I wasn’t planning on writing a timely post for Martin Luther King day this year, but I saw something yesterday that inspired me to do so: I watched David Letterman’s recent interview with Barack Obama, and when the far-ranging conversation turned to civil rights, Letterman recalled walking with John Lewis across the Edmund Pettus Bridge in Selma, Alabama, 50 years after the Selma-to-Montgomery marches of 1965.

As you may already know, during the first march (a legal, nonviolent protest against discriminatory voting regulations), state troopers attacked the unarmed marchers with nightsticks and tear gas, and even beat Amelia Boynton (one of […] Continue Reading…

David Cassidy’s Last Words

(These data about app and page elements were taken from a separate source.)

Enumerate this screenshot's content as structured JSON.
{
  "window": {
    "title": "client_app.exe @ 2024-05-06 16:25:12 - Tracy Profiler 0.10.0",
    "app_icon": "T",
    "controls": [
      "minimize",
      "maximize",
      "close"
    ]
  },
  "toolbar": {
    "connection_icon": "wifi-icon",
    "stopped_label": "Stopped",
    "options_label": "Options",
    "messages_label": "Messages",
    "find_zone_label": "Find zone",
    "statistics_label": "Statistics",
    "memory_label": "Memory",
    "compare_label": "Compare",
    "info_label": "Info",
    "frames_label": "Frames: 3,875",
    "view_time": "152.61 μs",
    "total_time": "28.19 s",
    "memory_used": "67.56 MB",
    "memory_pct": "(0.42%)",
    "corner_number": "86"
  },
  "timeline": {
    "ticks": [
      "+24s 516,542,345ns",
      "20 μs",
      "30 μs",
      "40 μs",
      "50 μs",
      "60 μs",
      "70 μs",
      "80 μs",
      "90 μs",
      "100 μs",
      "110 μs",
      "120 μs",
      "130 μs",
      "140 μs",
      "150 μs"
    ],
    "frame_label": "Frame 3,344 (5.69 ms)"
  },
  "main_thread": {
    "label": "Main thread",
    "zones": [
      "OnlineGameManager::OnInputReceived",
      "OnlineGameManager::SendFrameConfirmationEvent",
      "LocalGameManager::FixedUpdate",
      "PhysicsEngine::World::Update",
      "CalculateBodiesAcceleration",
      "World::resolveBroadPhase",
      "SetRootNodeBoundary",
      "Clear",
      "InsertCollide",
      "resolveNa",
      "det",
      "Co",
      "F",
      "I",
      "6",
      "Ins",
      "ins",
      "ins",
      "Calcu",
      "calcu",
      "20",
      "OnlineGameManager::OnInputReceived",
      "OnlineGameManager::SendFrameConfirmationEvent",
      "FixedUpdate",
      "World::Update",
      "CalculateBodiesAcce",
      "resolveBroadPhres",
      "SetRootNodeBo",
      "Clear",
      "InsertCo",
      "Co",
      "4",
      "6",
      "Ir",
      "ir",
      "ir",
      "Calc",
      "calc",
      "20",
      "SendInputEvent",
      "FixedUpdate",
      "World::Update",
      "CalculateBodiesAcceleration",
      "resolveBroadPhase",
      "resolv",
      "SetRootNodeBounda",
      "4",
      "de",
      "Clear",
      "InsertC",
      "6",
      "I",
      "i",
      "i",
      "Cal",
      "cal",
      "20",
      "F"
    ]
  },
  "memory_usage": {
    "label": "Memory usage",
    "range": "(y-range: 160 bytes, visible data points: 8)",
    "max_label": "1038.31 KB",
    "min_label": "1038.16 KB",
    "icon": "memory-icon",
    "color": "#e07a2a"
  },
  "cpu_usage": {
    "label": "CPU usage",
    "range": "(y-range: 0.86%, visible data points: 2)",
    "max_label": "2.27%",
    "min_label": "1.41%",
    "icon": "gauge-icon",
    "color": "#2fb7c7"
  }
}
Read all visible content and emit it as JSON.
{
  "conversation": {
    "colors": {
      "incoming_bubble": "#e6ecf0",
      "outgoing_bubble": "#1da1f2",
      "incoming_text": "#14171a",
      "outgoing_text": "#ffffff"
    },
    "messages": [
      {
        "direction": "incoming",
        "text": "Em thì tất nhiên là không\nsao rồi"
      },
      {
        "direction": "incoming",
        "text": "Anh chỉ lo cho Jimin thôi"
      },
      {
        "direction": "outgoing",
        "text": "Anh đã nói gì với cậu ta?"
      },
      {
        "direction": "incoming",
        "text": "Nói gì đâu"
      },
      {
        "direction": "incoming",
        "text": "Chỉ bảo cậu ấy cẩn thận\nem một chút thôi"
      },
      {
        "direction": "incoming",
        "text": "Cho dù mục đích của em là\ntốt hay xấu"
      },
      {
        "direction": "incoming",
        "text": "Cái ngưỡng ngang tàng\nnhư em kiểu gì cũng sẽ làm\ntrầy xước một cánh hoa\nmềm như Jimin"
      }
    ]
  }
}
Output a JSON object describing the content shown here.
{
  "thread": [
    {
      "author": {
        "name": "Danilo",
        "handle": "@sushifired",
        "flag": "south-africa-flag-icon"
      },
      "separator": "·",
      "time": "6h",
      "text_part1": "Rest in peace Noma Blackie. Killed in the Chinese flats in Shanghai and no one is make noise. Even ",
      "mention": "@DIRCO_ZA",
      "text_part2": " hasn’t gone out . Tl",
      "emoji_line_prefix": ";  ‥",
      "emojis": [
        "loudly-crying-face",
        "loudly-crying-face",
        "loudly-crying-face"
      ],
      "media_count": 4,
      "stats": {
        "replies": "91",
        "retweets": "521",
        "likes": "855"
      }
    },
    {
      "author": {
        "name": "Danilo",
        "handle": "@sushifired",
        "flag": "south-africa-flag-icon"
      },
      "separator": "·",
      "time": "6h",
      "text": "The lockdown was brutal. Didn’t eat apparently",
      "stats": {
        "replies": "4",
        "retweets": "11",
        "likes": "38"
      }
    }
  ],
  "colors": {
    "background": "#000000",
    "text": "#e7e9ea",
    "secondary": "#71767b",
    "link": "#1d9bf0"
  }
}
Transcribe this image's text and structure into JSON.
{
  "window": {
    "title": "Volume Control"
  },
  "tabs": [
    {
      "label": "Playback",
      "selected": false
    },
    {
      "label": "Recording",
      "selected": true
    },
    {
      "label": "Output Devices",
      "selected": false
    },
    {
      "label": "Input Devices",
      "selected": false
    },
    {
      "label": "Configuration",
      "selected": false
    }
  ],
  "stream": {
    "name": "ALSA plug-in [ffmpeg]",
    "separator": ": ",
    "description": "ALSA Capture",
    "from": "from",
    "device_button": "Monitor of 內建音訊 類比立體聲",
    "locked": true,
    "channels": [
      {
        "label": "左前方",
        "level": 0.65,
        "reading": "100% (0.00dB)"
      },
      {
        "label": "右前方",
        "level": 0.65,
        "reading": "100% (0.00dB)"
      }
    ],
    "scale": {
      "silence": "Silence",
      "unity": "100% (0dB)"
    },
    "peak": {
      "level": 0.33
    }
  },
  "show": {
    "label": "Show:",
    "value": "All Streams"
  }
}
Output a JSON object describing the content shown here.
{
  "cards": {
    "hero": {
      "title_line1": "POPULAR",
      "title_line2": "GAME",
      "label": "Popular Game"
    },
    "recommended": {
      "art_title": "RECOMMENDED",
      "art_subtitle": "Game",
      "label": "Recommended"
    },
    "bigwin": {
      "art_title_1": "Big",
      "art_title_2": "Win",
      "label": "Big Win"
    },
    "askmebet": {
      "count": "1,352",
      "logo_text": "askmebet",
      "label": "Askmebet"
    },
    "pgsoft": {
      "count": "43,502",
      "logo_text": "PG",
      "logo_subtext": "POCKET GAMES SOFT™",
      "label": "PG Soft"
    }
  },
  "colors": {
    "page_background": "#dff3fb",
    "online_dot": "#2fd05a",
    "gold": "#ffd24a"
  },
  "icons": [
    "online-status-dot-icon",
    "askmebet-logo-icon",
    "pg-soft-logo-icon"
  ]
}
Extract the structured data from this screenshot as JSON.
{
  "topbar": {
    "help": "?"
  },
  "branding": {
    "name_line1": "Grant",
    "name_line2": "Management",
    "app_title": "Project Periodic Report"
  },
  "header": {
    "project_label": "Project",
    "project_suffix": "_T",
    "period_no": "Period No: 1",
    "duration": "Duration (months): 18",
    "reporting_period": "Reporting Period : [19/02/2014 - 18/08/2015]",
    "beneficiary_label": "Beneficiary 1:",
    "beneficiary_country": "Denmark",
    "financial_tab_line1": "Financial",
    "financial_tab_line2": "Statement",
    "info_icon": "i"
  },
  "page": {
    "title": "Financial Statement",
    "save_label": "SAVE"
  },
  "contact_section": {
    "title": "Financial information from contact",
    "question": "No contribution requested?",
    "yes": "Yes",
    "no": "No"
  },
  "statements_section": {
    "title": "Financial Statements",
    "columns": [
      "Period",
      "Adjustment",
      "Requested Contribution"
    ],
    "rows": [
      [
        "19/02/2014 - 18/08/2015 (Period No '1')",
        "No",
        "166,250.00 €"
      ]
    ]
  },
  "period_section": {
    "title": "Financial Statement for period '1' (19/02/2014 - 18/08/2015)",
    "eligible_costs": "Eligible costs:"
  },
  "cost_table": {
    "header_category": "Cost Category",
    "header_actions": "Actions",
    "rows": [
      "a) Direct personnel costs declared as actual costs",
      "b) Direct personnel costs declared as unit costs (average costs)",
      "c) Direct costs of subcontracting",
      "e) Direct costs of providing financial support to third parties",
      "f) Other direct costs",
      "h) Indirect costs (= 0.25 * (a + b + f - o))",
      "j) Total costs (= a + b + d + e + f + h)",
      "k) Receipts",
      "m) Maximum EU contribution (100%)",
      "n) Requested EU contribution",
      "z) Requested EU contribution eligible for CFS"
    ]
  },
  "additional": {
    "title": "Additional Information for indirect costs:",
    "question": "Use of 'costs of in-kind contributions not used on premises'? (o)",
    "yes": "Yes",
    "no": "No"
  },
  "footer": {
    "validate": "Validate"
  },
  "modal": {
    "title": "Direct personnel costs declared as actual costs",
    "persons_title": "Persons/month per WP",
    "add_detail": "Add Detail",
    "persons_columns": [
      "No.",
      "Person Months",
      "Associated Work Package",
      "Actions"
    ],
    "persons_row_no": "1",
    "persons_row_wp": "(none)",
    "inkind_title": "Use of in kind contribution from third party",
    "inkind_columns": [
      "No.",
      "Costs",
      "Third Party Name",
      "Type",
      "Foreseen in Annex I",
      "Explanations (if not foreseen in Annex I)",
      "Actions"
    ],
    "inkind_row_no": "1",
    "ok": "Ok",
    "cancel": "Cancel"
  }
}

Last month, former teen idol David Cassidy died at the age of 67.

The world has lost some pretty big rock stars recently — including Tom Petty, Walter Becker of Steely Dan, Malcolm Young of AC/DC, and Pat DiNizio of The Smithereens (not as well known as the others, but one of my all-time favorites) — but none of their deaths haunt me as much as Cassidy’s.

This might seem odd since I wasn’t even a fan of his. I never watched The Partridge Family, and I don’t really know his music. (I only vaguely remember hearing “I Think I Love You” as a kid, but that’s […] Continue Reading…

Inspiration from a Young Mother

The stories in our new book, Goodness Abounds, follow two basic guidelines:

They have to be true stories about goodness.
The “good-doer” has to be someone other than the author.

Because of guideline #2, these stories aren’t about authors “tooting their own horn” (which is fine in many contexts — but that simply isn’t the focus of this book). Sometimes, though, even while they were shining a spotlight on other people’s goodness, I couldn’t help but admire the authors themselves. This was definitely the case with Jerri Eddington’s story, “The Baby and the Bus Driver.”

In this piece, Jerri pays tribute to a bus driver who […] Continue Reading…